TASK DESCRIPTION:
Using the data below, return all lines in which "number" appears.

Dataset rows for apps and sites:
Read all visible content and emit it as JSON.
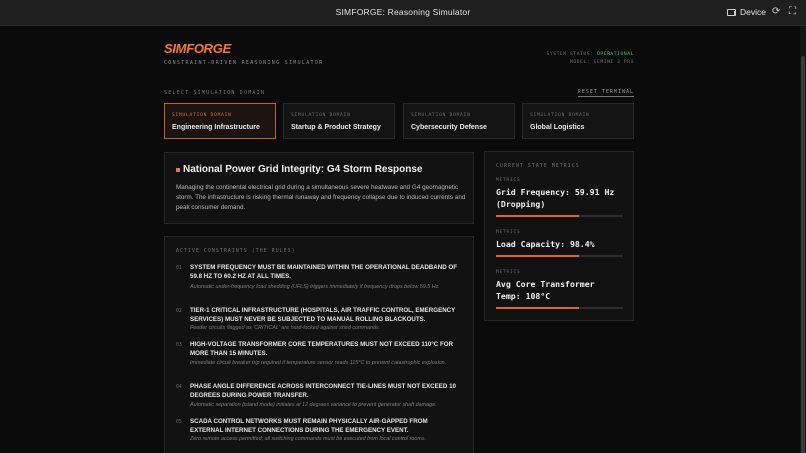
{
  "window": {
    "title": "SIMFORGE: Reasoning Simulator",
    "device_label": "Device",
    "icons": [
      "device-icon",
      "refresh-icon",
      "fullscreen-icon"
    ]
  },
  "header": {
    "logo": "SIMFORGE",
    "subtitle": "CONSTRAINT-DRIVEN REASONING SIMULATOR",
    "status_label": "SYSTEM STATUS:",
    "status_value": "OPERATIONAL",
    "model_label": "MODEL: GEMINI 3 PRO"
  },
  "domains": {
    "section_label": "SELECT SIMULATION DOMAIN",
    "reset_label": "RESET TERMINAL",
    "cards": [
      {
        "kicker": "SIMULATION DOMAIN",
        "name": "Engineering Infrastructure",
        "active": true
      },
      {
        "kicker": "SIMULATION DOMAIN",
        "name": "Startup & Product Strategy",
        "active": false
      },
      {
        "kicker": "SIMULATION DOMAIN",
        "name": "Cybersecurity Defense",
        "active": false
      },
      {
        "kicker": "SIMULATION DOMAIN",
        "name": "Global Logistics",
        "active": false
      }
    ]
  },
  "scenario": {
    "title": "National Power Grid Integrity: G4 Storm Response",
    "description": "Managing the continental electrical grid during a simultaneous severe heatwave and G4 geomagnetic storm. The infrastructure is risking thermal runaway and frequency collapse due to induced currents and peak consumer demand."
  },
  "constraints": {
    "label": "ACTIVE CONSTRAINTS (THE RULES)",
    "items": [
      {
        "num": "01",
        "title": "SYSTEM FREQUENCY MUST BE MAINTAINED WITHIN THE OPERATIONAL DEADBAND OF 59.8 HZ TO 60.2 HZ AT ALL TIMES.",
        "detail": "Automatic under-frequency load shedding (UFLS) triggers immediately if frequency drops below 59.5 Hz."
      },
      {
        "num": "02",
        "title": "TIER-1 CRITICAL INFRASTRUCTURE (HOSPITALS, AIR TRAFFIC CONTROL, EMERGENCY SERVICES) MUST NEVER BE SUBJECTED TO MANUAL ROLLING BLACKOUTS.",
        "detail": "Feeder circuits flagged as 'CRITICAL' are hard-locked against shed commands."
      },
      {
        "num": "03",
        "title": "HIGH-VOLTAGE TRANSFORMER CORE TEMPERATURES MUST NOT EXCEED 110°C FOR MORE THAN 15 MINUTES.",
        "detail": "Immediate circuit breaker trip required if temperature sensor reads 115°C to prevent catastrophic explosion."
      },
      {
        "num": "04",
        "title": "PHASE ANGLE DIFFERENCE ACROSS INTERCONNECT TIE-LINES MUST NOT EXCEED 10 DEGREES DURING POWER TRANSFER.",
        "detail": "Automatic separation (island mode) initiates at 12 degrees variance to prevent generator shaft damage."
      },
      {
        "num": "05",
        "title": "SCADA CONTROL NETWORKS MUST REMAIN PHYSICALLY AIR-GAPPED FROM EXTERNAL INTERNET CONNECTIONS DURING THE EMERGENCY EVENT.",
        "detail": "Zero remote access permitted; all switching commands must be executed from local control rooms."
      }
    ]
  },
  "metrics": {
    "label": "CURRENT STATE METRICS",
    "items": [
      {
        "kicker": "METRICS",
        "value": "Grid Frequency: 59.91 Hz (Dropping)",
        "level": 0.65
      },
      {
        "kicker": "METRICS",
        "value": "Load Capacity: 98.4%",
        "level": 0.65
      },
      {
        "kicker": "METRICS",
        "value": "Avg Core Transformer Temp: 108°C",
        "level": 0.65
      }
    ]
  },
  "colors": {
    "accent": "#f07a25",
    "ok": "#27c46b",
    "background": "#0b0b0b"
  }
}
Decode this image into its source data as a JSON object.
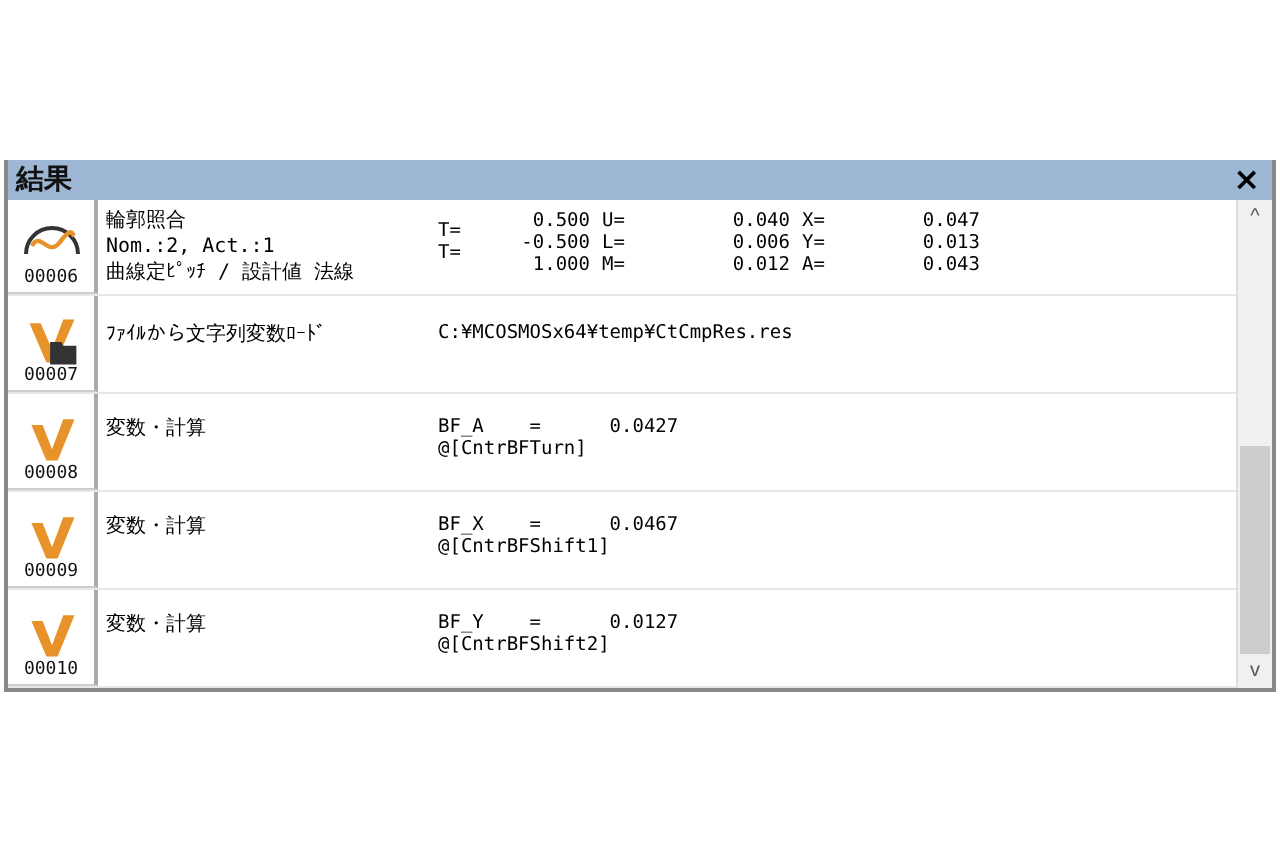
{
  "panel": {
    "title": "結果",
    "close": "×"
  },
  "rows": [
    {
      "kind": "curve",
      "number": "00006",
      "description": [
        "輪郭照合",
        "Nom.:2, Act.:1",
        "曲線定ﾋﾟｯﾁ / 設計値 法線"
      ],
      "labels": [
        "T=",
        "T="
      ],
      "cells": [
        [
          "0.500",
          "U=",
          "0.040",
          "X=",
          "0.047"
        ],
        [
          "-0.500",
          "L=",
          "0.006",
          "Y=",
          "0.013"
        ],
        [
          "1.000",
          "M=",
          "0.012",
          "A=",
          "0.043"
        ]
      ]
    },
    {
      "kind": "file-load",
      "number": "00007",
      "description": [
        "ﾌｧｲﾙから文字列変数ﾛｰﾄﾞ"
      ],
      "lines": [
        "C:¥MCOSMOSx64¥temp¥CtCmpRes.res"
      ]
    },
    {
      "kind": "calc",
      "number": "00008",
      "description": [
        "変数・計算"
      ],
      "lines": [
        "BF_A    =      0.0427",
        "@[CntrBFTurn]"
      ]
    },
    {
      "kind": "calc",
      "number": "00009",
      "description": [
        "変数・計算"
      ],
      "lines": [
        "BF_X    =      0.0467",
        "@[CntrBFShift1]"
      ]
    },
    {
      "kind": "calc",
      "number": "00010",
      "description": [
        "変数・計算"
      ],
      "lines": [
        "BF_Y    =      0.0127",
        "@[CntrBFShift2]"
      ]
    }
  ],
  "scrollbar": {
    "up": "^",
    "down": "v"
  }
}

ANSWER SPACE:
      "number": "00006",
      "number": "00007",
      "number": "00008",
      "number": "00009",
      "number": "00010",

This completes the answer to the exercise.